During the final possessions of the Hawks win over the Pacers, communication on the defense proved to be the game’s deciding factor. Let’s take a look at what went wrong for the Pacers and right for the Hawks.
Down by one with 19 seconds remaining, the Pacers were forced to foul in order to get the ball back. Indiana knew that Atlanta would try to get the ball into the hands of Kyle Korver (career 88 percent free throw shooter), so instead of guarding the inbounder, they double-teamed Korver to stop him from getting the ball.
As the inbounder gets the ball, Lou Williams cuts toward the basket, which appears to be simple decoy to free up Korver for the next action. But as Williams moves through scrum in the middle of the floor, Paul George leaves his assignment on Williams to deny the pass to the already double-teamed Korver.
While George’s triple-team on Korver effectively stopped him from getting the ball, none of the other Pacers had any idea about his plans to leave Williams. George may have thought a switch was in order, but by the looks of things, his teammates were sticking with Korver all the way. As a result of the miscommunication, Williams gets a wide open dunk. The full play is below.
On Indiana’s next possession, we can see what an effective switching defense looks like. The key switch on the play comes from Josh Smith. After a few screens to start the play, George Hill comes up from the baseline, using screens from Roy Hibbert and Paul George in an attempt to get an open three. Before Hill can get to the three point line, Josh Smith has already jumped out to deny the pass. With Hill covered, the Pacers settle for a contested three. The full play is below.
Paul George’s unexpected freelancing on defense caught his teammates off guard and cost the Pacers a crucial possession.

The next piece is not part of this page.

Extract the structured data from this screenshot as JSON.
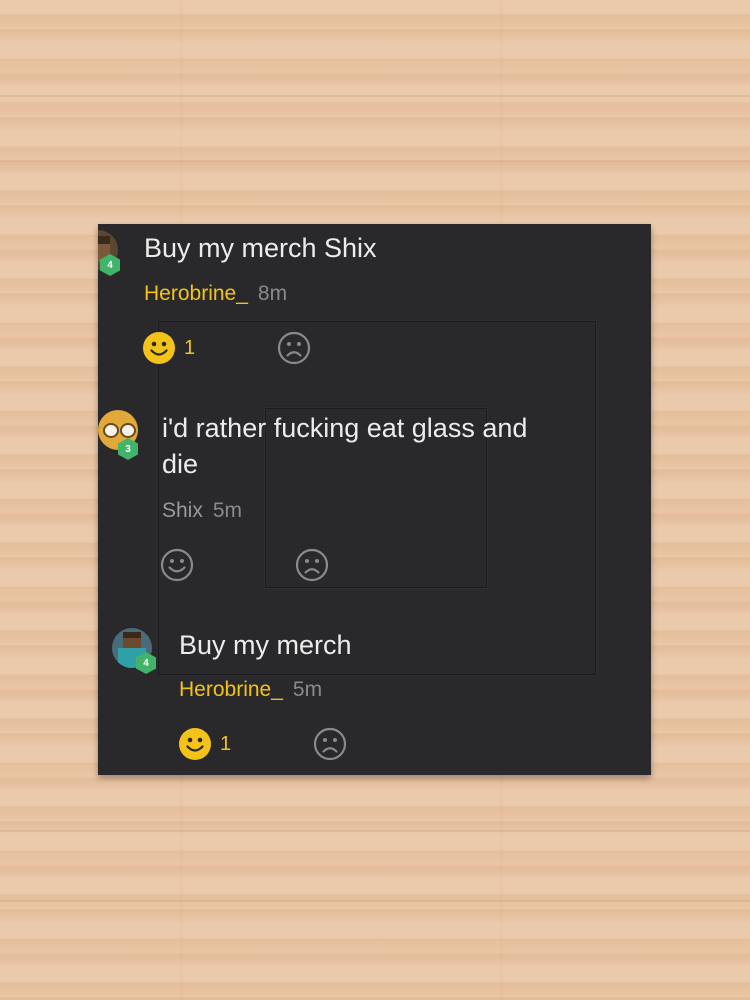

On the other end of the floor, the Atlanta’s effective defensive communication shut down the Pacers’ attempts to tie the game.